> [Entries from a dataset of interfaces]
::::::::::

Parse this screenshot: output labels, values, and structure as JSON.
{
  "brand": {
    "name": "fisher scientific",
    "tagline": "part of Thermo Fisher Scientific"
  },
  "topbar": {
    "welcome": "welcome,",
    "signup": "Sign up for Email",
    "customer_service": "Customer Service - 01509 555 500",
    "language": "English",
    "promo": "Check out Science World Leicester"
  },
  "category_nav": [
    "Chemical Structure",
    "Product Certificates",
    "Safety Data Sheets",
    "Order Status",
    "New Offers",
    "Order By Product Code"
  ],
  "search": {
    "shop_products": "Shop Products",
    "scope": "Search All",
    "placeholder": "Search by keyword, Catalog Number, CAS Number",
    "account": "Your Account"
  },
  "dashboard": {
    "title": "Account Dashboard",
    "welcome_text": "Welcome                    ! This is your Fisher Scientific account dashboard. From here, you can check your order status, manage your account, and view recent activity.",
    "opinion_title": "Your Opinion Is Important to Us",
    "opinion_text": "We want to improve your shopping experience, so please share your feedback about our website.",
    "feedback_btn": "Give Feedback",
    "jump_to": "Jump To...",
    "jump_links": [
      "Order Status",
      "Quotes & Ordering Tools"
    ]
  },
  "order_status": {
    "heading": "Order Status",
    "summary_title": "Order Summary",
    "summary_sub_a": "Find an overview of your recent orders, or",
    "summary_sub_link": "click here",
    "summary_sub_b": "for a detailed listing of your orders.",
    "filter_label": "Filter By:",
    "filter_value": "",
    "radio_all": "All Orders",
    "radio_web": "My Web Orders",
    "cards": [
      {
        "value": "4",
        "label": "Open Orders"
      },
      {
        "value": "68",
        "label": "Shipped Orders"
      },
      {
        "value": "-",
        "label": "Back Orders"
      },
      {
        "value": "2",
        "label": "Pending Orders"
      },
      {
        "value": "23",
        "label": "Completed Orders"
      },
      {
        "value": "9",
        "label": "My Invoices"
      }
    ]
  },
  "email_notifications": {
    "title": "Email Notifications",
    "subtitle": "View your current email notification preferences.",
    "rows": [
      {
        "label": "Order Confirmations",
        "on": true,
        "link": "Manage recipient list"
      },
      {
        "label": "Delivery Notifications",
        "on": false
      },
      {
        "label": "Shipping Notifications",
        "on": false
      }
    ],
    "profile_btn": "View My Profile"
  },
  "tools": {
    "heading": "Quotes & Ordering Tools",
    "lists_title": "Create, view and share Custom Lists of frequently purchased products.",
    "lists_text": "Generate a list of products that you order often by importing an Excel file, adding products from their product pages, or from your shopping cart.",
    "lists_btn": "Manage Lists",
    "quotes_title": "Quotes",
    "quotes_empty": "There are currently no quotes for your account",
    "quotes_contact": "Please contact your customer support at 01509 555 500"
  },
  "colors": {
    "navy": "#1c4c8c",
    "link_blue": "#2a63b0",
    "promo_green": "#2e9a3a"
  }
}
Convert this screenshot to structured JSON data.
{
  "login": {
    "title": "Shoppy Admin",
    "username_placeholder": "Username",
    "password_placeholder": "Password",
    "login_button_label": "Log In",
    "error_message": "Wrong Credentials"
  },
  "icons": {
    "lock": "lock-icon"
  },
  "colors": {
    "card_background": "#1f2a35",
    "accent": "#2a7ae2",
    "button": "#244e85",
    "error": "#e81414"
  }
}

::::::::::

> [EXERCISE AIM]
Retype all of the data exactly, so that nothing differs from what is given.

> [COMPLETED EXERCISE]
Parse this screenshot: output labels, values, and structure as JSON.
{
  "brand": {
    "name": "fisher scientific",
    "tagline": "part of Thermo Fisher Scientific"
  },
  "topbar": {
    "welcome": "welcome,",
    "signup": "Sign up for Email",
    "customer_service": "Customer Service - 01509 555 500",
    "language": "English",
    "promo": "Check out Science World Leicester"
  },
  "category_nav": [
    "Chemical Structure",
    "Product Certificates",
    "Safety Data Sheets",
    "Order Status",
    "New Offers",
    "Order By Product Code"
  ],
  "search": {
    "shop_products": "Shop Products",
    "scope": "Search All",
    "placeholder": "Search by keyword, Catalog Number, CAS Number",
    "account": "Your Account"
  },
  "dashboard": {
    "title": "Account Dashboard",
    "welcome_text": "Welcome                    ! This is your Fisher Scientific account dashboard. From here, you can check your order status, manage your account, and view recent activity.",
    "opinion_title": "Your Opinion Is Important to Us",
    "opinion_text": "We want to improve your shopping experience, so please share your feedback about our website.",
    "feedback_btn": "Give Feedback",
    "jump_to": "Jump To...",
    "jump_links": [
      "Order Status",
      "Quotes & Ordering Tools"
    ]
  },
  "order_status": {
    "heading": "Order Status",
    "summary_title": "Order Summary",
    "summary_sub_a": "Find an overview of your recent orders, or",
    "summary_sub_link": "click here",
    "summary_sub_b": "for a detailed listing of your orders.",
    "filter_label": "Filter By:",
    "filter_value": "",
    "radio_all": "All Orders",
    "radio_web": "My Web Orders",
    "cards": [
      {
        "value": "4",
        "label": "Open Orders"
      },
      {
        "value": "68",
        "label": "Shipped Orders"
      },
      {
        "value": "-",
        "label": "Back Orders"
      },
      {
        "value": "2",
        "label": "Pending Orders"
      },
      {
        "value": "23",
        "label": "Completed Orders"
      },
      {
        "value": "9",
        "label": "My Invoices"
      }
    ]
  },
  "email_notifications": {
    "title": "Email Notifications",
    "subtitle": "View your current email notification preferences.",
    "rows": [
      {
        "label": "Order Confirmations",
        "on": true,
        "link": "Manage recipient list"
      },
      {
        "label": "Delivery Notifications",
        "on": false
      },
      {
        "label": "Shipping Notifications",
        "on": false
      }
    ],
    "profile_btn": "View My Profile"
  },
  "tools": {
    "heading": "Quotes & Ordering Tools",
    "lists_title": "Create, view and share Custom Lists of frequently purchased products.",
    "lists_text": "Generate a list of products that you order often by importing an Excel file, adding products from their product pages, or from your shopping cart.",
    "lists_btn": "Manage Lists",
    "quotes_title": "Quotes",
    "quotes_empty": "There are currently no quotes for your account",
    "quotes_contact": "Please contact your customer support at 01509 555 500"
  },
  "colors": {
    "navy": "#1c4c8c",
    "link_blue": "#2a63b0",
    "promo_green": "#2e9a3a"
  }
}
Convert this screenshot to structured JSON data.
{
  "login": {
    "title": "Shoppy Admin",
    "username_placeholder": "Username",
    "password_placeholder": "Password",
    "login_button_label": "Log In",
    "error_message": "Wrong Credentials"
  },
  "icons": {
    "lock": "lock-icon"
  },
  "colors": {
    "card_background": "#1f2a35",
    "accent": "#2a7ae2",
    "button": "#244e85",
    "error": "#e81414"
  }
}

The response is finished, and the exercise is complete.